Cruse became the founding editor of the field-defining comic book Gay Comix, published by the underground press Kitchen Sink starting in 1980. It may have taken longer than other underground titles to coalesce, but its significance has been enormous. (And it lasted eighteen years, longer than most underground publications, excluding Wimmen’s Comix, which lasted twenty years.) Gay Comix aimed for inclusivity and to consolidate queer underground comics. It came with the tagline “Lesbians and Gay Men Put It on Paper!” Its first cover, by Rand Holmes, hilariously features a man walking down the street, stuck in a literal closet, ogling another man in shorts eating a hot dog. In Gay Comix, Cruse crucially frames comics as an uncensored art form in which stereotypes and expectations can be overthrown in favor of particularity and range. “In this comic book you’ll find work by lesbians, gay men, and bisexual human beings. The subject is Being Gay,” he wrote in the editor’s note. “Each artist speaks for himself or herself. No one speaks for any mythical ‘average’ homosexual. No one is required to be ‘politically correct.’ ” For Alison Bechdel, discovering the first issue of Gay Comix was the single biggest event that sealed her fate as a cartoonist. “I’d been out as a lesbian for a couple of years, [but] the notion of cartoons about being gay had never crossed my mind. It was like, ‘Oh, man! You can do cartoons about your own real life being a gay person.’ ”

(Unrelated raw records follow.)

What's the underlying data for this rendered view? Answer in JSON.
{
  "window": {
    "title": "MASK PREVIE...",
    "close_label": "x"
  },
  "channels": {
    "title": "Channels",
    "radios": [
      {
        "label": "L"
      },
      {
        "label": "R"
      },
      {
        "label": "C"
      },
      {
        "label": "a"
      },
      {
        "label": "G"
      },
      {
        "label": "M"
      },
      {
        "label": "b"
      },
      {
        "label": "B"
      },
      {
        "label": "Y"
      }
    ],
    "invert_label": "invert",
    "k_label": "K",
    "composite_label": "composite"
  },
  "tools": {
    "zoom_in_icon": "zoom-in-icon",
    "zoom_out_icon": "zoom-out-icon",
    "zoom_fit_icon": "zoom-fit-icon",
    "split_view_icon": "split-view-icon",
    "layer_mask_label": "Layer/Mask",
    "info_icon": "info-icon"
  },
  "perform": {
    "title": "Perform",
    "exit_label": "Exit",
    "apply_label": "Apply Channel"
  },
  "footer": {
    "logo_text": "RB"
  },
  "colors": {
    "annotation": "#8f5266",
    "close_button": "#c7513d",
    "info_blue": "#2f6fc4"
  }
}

From Why Comics? Published with permission of Harper. Copyright © 2017 by Hillary Chute.
Hillary Chute is an expert on comics and graphic narratives. She is the author of Graphic Women: Life Narrative and Contemporary Comics, Outside the Box: Interviews with Contemporary Cartoonists, and Disaster Drawn: Visual Witness, Comics, and Documentary Form.